** Opening INPUT RECORDS block **

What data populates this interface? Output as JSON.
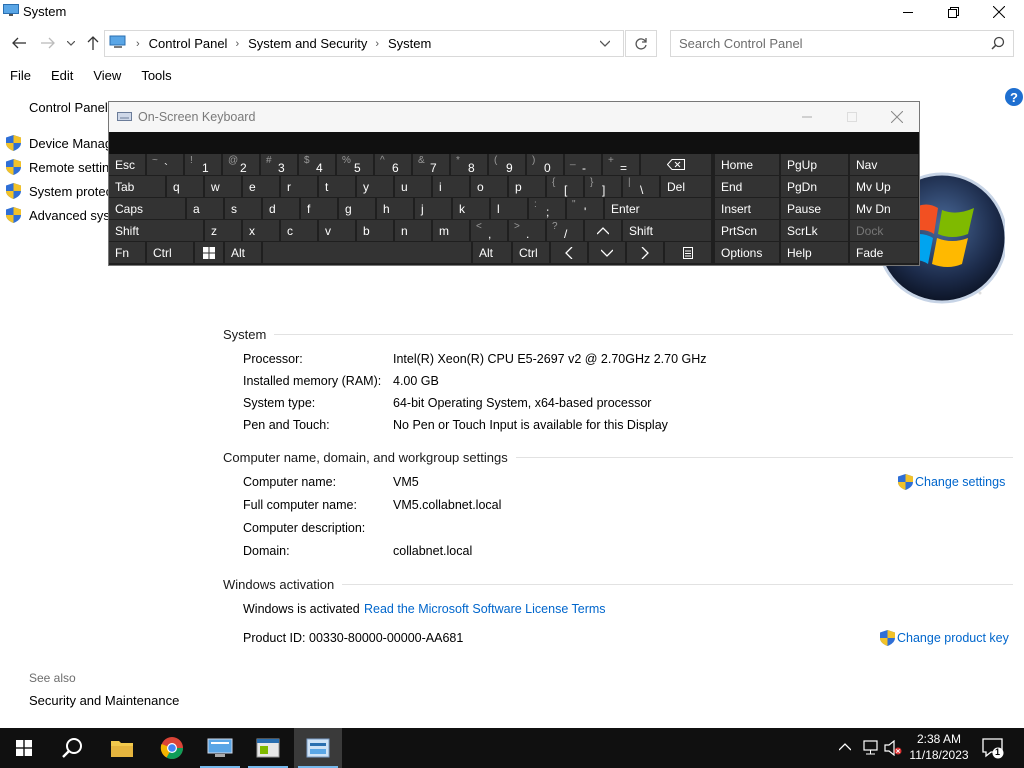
{
  "window": {
    "title": "System"
  },
  "address": {
    "breadcrumbs": [
      "Control Panel",
      "System and Security",
      "System"
    ],
    "search_placeholder": "Search Control Panel"
  },
  "menu": [
    "File",
    "Edit",
    "View",
    "Tools"
  ],
  "left_pane": {
    "home": "Control Panel H",
    "links": [
      "Device Manage",
      "Remote setting",
      "System protect",
      "Advanced syste"
    ],
    "see_also": "See also",
    "security_maintenance": "Security and Maintenance"
  },
  "system": {
    "heading": "System",
    "rows": [
      {
        "label": "Processor:",
        "value": "Intel(R) Xeon(R) CPU E5-2697 v2 @ 2.70GHz   2.70 GHz"
      },
      {
        "label": "Installed memory (RAM):",
        "value": "4.00 GB"
      },
      {
        "label": "System type:",
        "value": "64-bit Operating System, x64-based processor"
      },
      {
        "label": "Pen and Touch:",
        "value": "No Pen or Touch Input is available for this Display"
      }
    ]
  },
  "computer": {
    "heading": "Computer name, domain, and workgroup settings",
    "change_settings": "Change settings",
    "rows": [
      {
        "label": "Computer name:",
        "value": "VM5"
      },
      {
        "label": "Full computer name:",
        "value": "VM5.collabnet.local"
      },
      {
        "label": "Computer description:",
        "value": ""
      },
      {
        "label": "Domain:",
        "value": "collabnet.local"
      }
    ]
  },
  "activation": {
    "heading": "Windows activation",
    "status": "Windows is activated",
    "license_link": "Read the Microsoft Software License Terms",
    "product_id": "Product ID:  00330-80000-00000-AA681",
    "change_product_key": "Change product key"
  },
  "osk": {
    "title": "On-Screen Keyboard",
    "nav_keys": {
      "home": "Home",
      "pgup": "PgUp",
      "nav": "Nav",
      "end": "End",
      "pgdn": "PgDn",
      "mvup": "Mv Up",
      "insert": "Insert",
      "pause": "Pause",
      "mvdn": "Mv Dn",
      "prtscn": "PrtScn",
      "scrlk": "ScrLk",
      "dock": "Dock",
      "options": "Options",
      "help": "Help",
      "fade": "Fade"
    },
    "keys": {
      "esc": "Esc",
      "tab": "Tab",
      "caps": "Caps",
      "shift": "Shift",
      "shift_r": "Shift",
      "fn": "Fn",
      "ctrl": "Ctrl",
      "alt": "Alt",
      "alt_r": "Alt",
      "ctrl_r": "Ctrl",
      "del": "Del",
      "enter": "Enter",
      "row1": [
        {
          "s": "~",
          "m": "`"
        },
        {
          "s": "!",
          "m": "1"
        },
        {
          "s": "@",
          "m": "2"
        },
        {
          "s": "#",
          "m": "3"
        },
        {
          "s": "$",
          "m": "4"
        },
        {
          "s": "%",
          "m": "5"
        },
        {
          "s": "^",
          "m": "6"
        },
        {
          "s": "&",
          "m": "7"
        },
        {
          "s": "*",
          "m": "8"
        },
        {
          "s": "(",
          "m": "9"
        },
        {
          "s": ")",
          "m": "0"
        },
        {
          "s": "_",
          "m": "-"
        },
        {
          "s": "+",
          "m": "="
        }
      ],
      "row2": [
        "q",
        "w",
        "e",
        "r",
        "t",
        "y",
        "u",
        "i",
        "o",
        "p"
      ],
      "row2_extra": [
        {
          "s": "{",
          "m": "["
        },
        {
          "s": "}",
          "m": "]"
        },
        {
          "s": "|",
          "m": "\\"
        }
      ],
      "row3": [
        "a",
        "s",
        "d",
        "f",
        "g",
        "h",
        "j",
        "k",
        "l"
      ],
      "row3_extra": [
        {
          "s": ":",
          "m": ";"
        },
        {
          "s": "\"",
          "m": "'"
        }
      ],
      "row4": [
        "z",
        "x",
        "c",
        "v",
        "b",
        "n",
        "m"
      ],
      "row4_extra": [
        {
          "s": "<",
          "m": ","
        },
        {
          "s": ">",
          "m": "."
        },
        {
          "s": "?",
          "m": "/"
        }
      ]
    }
  },
  "taskbar": {
    "time": "2:38 AM",
    "date": "11/18/2023",
    "notification_count": "1"
  }
}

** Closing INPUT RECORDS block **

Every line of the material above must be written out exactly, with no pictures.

What data populates this interface? Output as JSON.
{
  "window": {
    "title": "System"
  },
  "address": {
    "breadcrumbs": [
      "Control Panel",
      "System and Security",
      "System"
    ],
    "search_placeholder": "Search Control Panel"
  },
  "menu": [
    "File",
    "Edit",
    "View",
    "Tools"
  ],
  "left_pane": {
    "home": "Control Panel H",
    "links": [
      "Device Manage",
      "Remote setting",
      "System protect",
      "Advanced syste"
    ],
    "see_also": "See also",
    "security_maintenance": "Security and Maintenance"
  },
  "system": {
    "heading": "System",
    "rows": [
      {
        "label": "Processor:",
        "value": "Intel(R) Xeon(R) CPU E5-2697 v2 @ 2.70GHz   2.70 GHz"
      },
      {
        "label": "Installed memory (RAM):",
        "value": "4.00 GB"
      },
      {
        "label": "System type:",
        "value": "64-bit Operating System, x64-based processor"
      },
      {
        "label": "Pen and Touch:",
        "value": "No Pen or Touch Input is available for this Display"
      }
    ]
  },
  "computer": {
    "heading": "Computer name, domain, and workgroup settings",
    "change_settings": "Change settings",
    "rows": [
      {
        "label": "Computer name:",
        "value": "VM5"
      },
      {
        "label": "Full computer name:",
        "value": "VM5.collabnet.local"
      },
      {
        "label": "Computer description:",
        "value": ""
      },
      {
        "label": "Domain:",
        "value": "collabnet.local"
      }
    ]
  },
  "activation": {
    "heading": "Windows activation",
    "status": "Windows is activated",
    "license_link": "Read the Microsoft Software License Terms",
    "product_id": "Product ID:  00330-80000-00000-AA681",
    "change_product_key": "Change product key"
  },
  "osk": {
    "title": "On-Screen Keyboard",
    "nav_keys": {
      "home": "Home",
      "pgup": "PgUp",
      "nav": "Nav",
      "end": "End",
      "pgdn": "PgDn",
      "mvup": "Mv Up",
      "insert": "Insert",
      "pause": "Pause",
      "mvdn": "Mv Dn",
      "prtscn": "PrtScn",
      "scrlk": "ScrLk",
      "dock": "Dock",
      "options": "Options",
      "help": "Help",
      "fade": "Fade"
    },
    "keys": {
      "esc": "Esc",
      "tab": "Tab",
      "caps": "Caps",
      "shift": "Shift",
      "shift_r": "Shift",
      "fn": "Fn",
      "ctrl": "Ctrl",
      "alt": "Alt",
      "alt_r": "Alt",
      "ctrl_r": "Ctrl",
      "del": "Del",
      "enter": "Enter",
      "row1": [
        {
          "s": "~",
          "m": "`"
        },
        {
          "s": "!",
          "m": "1"
        },
        {
          "s": "@",
          "m": "2"
        },
        {
          "s": "#",
          "m": "3"
        },
        {
          "s": "$",
          "m": "4"
        },
        {
          "s": "%",
          "m": "5"
        },
        {
          "s": "^",
          "m": "6"
        },
        {
          "s": "&",
          "m": "7"
        },
        {
          "s": "*",
          "m": "8"
        },
        {
          "s": "(",
          "m": "9"
        },
        {
          "s": ")",
          "m": "0"
        },
        {
          "s": "_",
          "m": "-"
        },
        {
          "s": "+",
          "m": "="
        }
      ],
      "row2": [
        "q",
        "w",
        "e",
        "r",
        "t",
        "y",
        "u",
        "i",
        "o",
        "p"
      ],
      "row2_extra": [
        {
          "s": "{",
          "m": "["
        },
        {
          "s": "}",
          "m": "]"
        },
        {
          "s": "|",
          "m": "\\"
        }
      ],
      "row3": [
        "a",
        "s",
        "d",
        "f",
        "g",
        "h",
        "j",
        "k",
        "l"
      ],
      "row3_extra": [
        {
          "s": ":",
          "m": ";"
        },
        {
          "s": "\"",
          "m": "'"
        }
      ],
      "row4": [
        "z",
        "x",
        "c",
        "v",
        "b",
        "n",
        "m"
      ],
      "row4_extra": [
        {
          "s": "<",
          "m": ","
        },
        {
          "s": ">",
          "m": "."
        },
        {
          "s": "?",
          "m": "/"
        }
      ]
    }
  },
  "taskbar": {
    "time": "2:38 AM",
    "date": "11/18/2023",
    "notification_count": "1"
  }
}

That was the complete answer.